There usually is a waiting period, known as an elimination period, before benefits kick in. It is typically 30 days, 90 days or six months after a disability occurs. You can select the waiting period when you buy your policy. Opting for a longer waiting period will save you money.
What is extent of disability?
Some policies pay only if you are totally disabled. Others cover partial disability for a limited time, but only when it follows a period of total disability for the same cause.
What is guaranteed renewable?
This is one of two major types of disability policies. It means your policy cannot be cancelled as long as the premiums are paid. Premiums can be raised for an entire class of policyholders but not for reasons related to your individual circumstances.
What is non-cancelable?
This is the other major type of disability policies. These policies can never be cancelled as long as premiums are paid, and premiums are guaranteed not to increase.
What is portability?
Portability refers to whether or not you can take coverage with you. One of the biggest advantages of owning an individual disability policy – or purchasing disability coverage through your employer on a voluntary basis – is that it is completely portable. You own it and it follows you even if you change jobs. By contrast, traditional employer-sponsored group coverage is almost never portable.
What is inflation protection?
You can add a cost-of-living adjustment to a policy that increases by a specified percentage after each year of disability. Though expensive, this option can be vital to maintaining your standard of living if you are out of work for a long period of time.
What is presumptive disability?
Even if you can still perform some or all of your regular job responsibilities, you are presumed fully disabled and are entitled to full benefits under specified conditions, such as loss of sight, speech, hearing, or loss of limbs.
What are residual benefits?
If you are unable to perform some aspects of your job, residual benefits allow partial disability payments based on your loss of income.
How much disability coverage should I have?

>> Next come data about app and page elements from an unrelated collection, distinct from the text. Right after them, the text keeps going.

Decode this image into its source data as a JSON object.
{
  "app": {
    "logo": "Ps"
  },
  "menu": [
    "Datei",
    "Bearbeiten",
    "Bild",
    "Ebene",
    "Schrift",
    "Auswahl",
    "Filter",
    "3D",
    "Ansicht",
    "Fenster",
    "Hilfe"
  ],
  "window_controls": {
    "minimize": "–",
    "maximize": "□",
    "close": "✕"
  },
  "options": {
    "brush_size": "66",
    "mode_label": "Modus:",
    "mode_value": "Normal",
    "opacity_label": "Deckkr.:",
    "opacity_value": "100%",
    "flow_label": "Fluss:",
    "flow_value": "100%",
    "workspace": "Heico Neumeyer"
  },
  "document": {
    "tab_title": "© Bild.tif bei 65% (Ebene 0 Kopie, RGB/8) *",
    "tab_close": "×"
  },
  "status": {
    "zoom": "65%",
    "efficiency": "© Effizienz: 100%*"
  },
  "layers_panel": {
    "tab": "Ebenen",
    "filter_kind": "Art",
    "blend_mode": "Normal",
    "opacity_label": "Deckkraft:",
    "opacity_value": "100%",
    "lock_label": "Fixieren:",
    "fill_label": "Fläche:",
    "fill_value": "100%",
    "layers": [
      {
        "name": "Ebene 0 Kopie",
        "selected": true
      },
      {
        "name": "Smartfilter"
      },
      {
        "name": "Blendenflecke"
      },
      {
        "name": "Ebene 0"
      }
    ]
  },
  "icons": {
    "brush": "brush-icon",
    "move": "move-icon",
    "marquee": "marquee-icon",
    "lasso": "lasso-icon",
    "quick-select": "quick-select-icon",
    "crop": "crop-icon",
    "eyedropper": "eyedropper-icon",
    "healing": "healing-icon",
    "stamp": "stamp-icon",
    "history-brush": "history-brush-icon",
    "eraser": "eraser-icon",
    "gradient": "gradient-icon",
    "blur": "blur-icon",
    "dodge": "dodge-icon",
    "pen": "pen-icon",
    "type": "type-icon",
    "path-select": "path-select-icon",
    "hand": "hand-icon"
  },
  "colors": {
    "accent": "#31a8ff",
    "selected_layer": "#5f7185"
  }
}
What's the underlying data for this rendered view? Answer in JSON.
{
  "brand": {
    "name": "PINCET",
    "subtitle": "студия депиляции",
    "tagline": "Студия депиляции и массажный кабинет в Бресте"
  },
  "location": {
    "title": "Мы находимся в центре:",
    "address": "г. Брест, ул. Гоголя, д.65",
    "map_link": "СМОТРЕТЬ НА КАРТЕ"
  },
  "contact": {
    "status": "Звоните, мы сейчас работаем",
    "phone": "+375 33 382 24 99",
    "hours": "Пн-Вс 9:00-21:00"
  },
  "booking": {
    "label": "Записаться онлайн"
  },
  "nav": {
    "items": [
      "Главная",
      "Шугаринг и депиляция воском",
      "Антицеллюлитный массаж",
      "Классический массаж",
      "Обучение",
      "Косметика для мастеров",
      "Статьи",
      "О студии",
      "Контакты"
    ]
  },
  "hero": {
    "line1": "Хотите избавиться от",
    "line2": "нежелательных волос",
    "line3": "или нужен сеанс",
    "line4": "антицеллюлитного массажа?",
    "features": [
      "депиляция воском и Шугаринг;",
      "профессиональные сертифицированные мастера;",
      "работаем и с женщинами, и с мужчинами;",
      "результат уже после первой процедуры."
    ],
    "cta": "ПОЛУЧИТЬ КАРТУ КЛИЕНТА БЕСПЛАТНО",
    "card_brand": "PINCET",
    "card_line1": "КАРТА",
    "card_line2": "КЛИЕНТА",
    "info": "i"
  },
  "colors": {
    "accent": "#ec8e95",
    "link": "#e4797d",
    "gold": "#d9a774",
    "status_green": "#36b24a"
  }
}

You should have enough coverage to maintain your current lifestyle until you are able to return to work, factoring in all other sources of income (group disability policy, investments, etc.).